I think it being largely dialogue-free was important to the film because the dogs aren’t hanging onto our every word, so the audience shouldn’t either. In part, the film is seeking an older language – based on body gestures, sounds, and calls – that goes beyond our human emphasis on the verbal.
How were you and your team able to deliver such a phenomenal experience through sound?
I had the privilege of working with composer Ali Helnwein who composed those dizzying strings set against the rich, ambient soundscape created by sound designer (and director) Ernst Karel – who is behind such films as Leviathan and Sweetgrass. I worked with Ernst to develop an aural language for how to cinematically represent canine hearing: a world in which human dialogue becomes radically secondary to heightened frequencies, and where Ali Helnwein’s distorted classical score is set against the gritty, lived experiences of those whom society has left behind.
What drew you towards the Istanbul as the setting for Stray?

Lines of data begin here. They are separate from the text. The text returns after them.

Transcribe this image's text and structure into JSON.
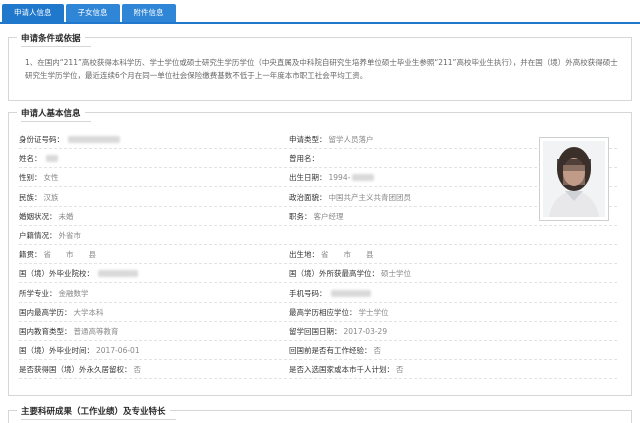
{
  "tabs": [
    {
      "label": "申请人信息",
      "active": true
    },
    {
      "label": "子女信息",
      "active": false
    },
    {
      "label": "附件信息",
      "active": false
    }
  ],
  "conditions": {
    "title": "申请条件或依据",
    "text": "1、在国内“211”高校获得本科学历、学士学位或硕士研究生学历学位（中央直属及中科院自研究生培养单位硕士毕业生参照“211”高校毕业生执行），并在国（境）外高校获得硕士研究生学历学位，最近连续6个月在同一单位社会保险缴费基数不低于上一年度本市职工社会平均工资。"
  },
  "basic": {
    "title": "申请人基本信息",
    "rows": [
      {
        "l1": "身份证号码：",
        "v1": "",
        "b1": 52,
        "l2": "申请类型：",
        "v2": "留学人员落户",
        "b2": 0
      },
      {
        "l1": "姓名：",
        "v1": "",
        "b1": 12,
        "l2": "曾用名：",
        "v2": "",
        "b2": 0
      },
      {
        "l1": "性别：",
        "v1": "女性",
        "b1": 0,
        "l2": "出生日期：",
        "v2": "1994-",
        "b2": 22
      },
      {
        "l1": "民族：",
        "v1": "汉族",
        "b1": 0,
        "l2": "政治面貌：",
        "v2": "中国共产主义共青团团员",
        "b2": 0
      },
      {
        "l1": "婚姻状况：",
        "v1": "未婚",
        "b1": 0,
        "l2": "职务：",
        "v2": "客户经理",
        "b2": 0
      },
      {
        "l1": "户籍情况：",
        "v1": "外省市",
        "b1": 0,
        "l2": "",
        "v2": "",
        "b2": 0
      },
      {
        "l1": "籍贯：",
        "v1": "省　　市　　县",
        "b1": 0,
        "l2": "出生地：",
        "v2": "省　　市　　县",
        "b2": 0
      },
      {
        "l1": "国（境）外毕业院校：",
        "v1": "",
        "b1": 40,
        "l2": "国（境）外所获最高学位：",
        "v2": "硕士学位",
        "b2": 0
      },
      {
        "l1": "所学专业：",
        "v1": "金融数学",
        "b1": 0,
        "l2": "手机号码：",
        "v2": "",
        "b2": 40
      },
      {
        "l1": "国内最高学历：",
        "v1": "大学本科",
        "b1": 0,
        "l2": "最高学历相应学位：",
        "v2": "学士学位",
        "b2": 0
      },
      {
        "l1": "国内教育类型：",
        "v1": "普通高等教育",
        "b1": 0,
        "l2": "留学回国日期：",
        "v2": "2017-03-29",
        "b2": 0
      },
      {
        "l1": "国（境）外毕业时间：",
        "v1": "2017-06-01",
        "b1": 0,
        "l2": "回国前是否有工作经验：",
        "v2": "否",
        "b2": 0
      },
      {
        "l1": "是否获得国（境）外永久居留权：",
        "v1": "否",
        "b1": 0,
        "l2": "是否入选国家或本市千人计划：",
        "v2": "否",
        "b2": 0
      }
    ]
  },
  "achievements": {
    "title": "主要科研成果（工作业绩）及专业特长"
  }
}
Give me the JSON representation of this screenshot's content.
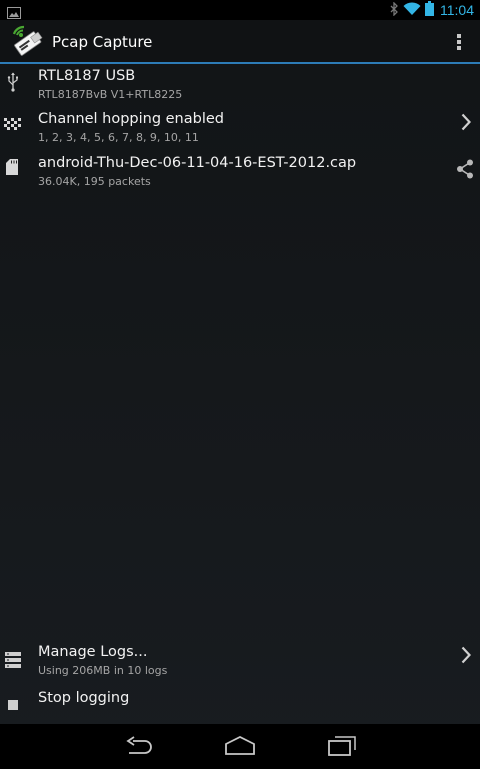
{
  "status_bar": {
    "time": "11:04",
    "left_icon": "gallery-icon",
    "right_icons": [
      "bluetooth-icon",
      "wifi-icon",
      "battery-icon"
    ]
  },
  "app_bar": {
    "title": "Pcap Capture",
    "app_icon": "usb-wifi-dongle-icon",
    "menu_icon": "overflow-menu-icon"
  },
  "list": [
    {
      "icon": "usb-icon",
      "title": "RTL8187 USB",
      "subtitle": "RTL8187BvB V1+RTL8225"
    },
    {
      "icon": "channel-hopping-icon",
      "title": "Channel hopping enabled",
      "subtitle": "1, 2, 3, 4, 5, 6, 7, 8, 9, 10, 11",
      "trailing": "chevron-right-icon"
    },
    {
      "icon": "sd-card-icon",
      "title": "android-Thu-Dec-06-11-04-16-EST-2012.cap",
      "subtitle": "36.04K, 195 packets",
      "trailing": "share-icon"
    }
  ],
  "footer": {
    "manage_logs": {
      "icon": "logs-icon",
      "title": "Manage Logs...",
      "subtitle": "Using 206MB in 10 logs",
      "trailing": "chevron-right-icon"
    },
    "stop_logging": {
      "icon": "stop-icon",
      "title": "Stop logging"
    }
  },
  "nav_bar": [
    "back-icon",
    "home-icon",
    "recents-icon"
  ],
  "colors": {
    "accent": "#33b5e5",
    "divider": "#2d7cb7",
    "background": "#15181b"
  }
}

The history of stray dogs in Istanbul is incredible. During the fall of the Ottoman Empire in the 1900s, a British diplomat fell to his death after being chased by a pack of dogs in Istanbul, so the British government – in typical outsized reaction – forced the Sultan to round up any untethered dog and exile them to an island where the city’s residents could hear the dogs howling as they starved to death. Shortly afterwards huge fires broke out (because no dogs were there to warn the city’s inhabitants), followed by World War I, and so the exiling of the dogs was perceived to be a curse on the city. In the continued attempt to westernize or “modernize,” the Turkish government has tried to fully exterminate stray dogs, but the will of the people have prevented that from happening. In 2004, mass protests against the extermination of dogs enabled lawmakers to pass legislation that made it illegal to euthanize or incarcerate any healthy stray dog Turkey (imagine trying to pass those laws in the US or the UK). And so to me, every free roaming dog in Istanbul – just like Zeytin – is a walking testament to non-human resilience and also human compassion.
From your perspective, does being a stray mean to be able to call everywhere your home or nowhere?
I think there’s a qualitative difference between people and animals living without homes, and I don’t think a meaningful comparison can be made. The dogs seemed very content in Istanbul to be free to call any pavement their home, whereas for humans who were homeless, it was a hardship to endure.
Do you still think about the dogs and the children involved in the film?
Yes of course. Our co-producer Zeynep Koprulu who lives in Istanbul will send me pictures from her phone whenever she runs into Zeytin or the boys. My heart warms to know that Zeytin is still living her life, and I feel sad for the young men growing up without infrastructure to support their lives or education because of the wars ravaging their homelands. During the pandemic, Turkey’s government and the people still put out food for all the stray animals despite the lock-down, which didn’t surprise me at all given what I’ve come to know about the deep cultural bond with stray animals there.
As a filmmaker of Asian heritage and a woman, would you say that the path you have had to navigate has been more difficult than others? Who knows what it would be like if I happened to occupy a role in society that is perceived to come with more authority or power? But if I were, I probably wouldn’t be making the films that I do, or in the way that I do.
Is there any work from you in the future that we should be looking out for? If not, do you have any recommendations of other things we should be watching?
Watch Victor Kassokovsky’s GUNDA whenever it is released by NEON. It’s a stunning, devastating masterpiece that casts a mother pig in the most beautiful, profound light, and one of the most important films I’ve seen in at least the last decade.
Thank you for your time Elizabeth!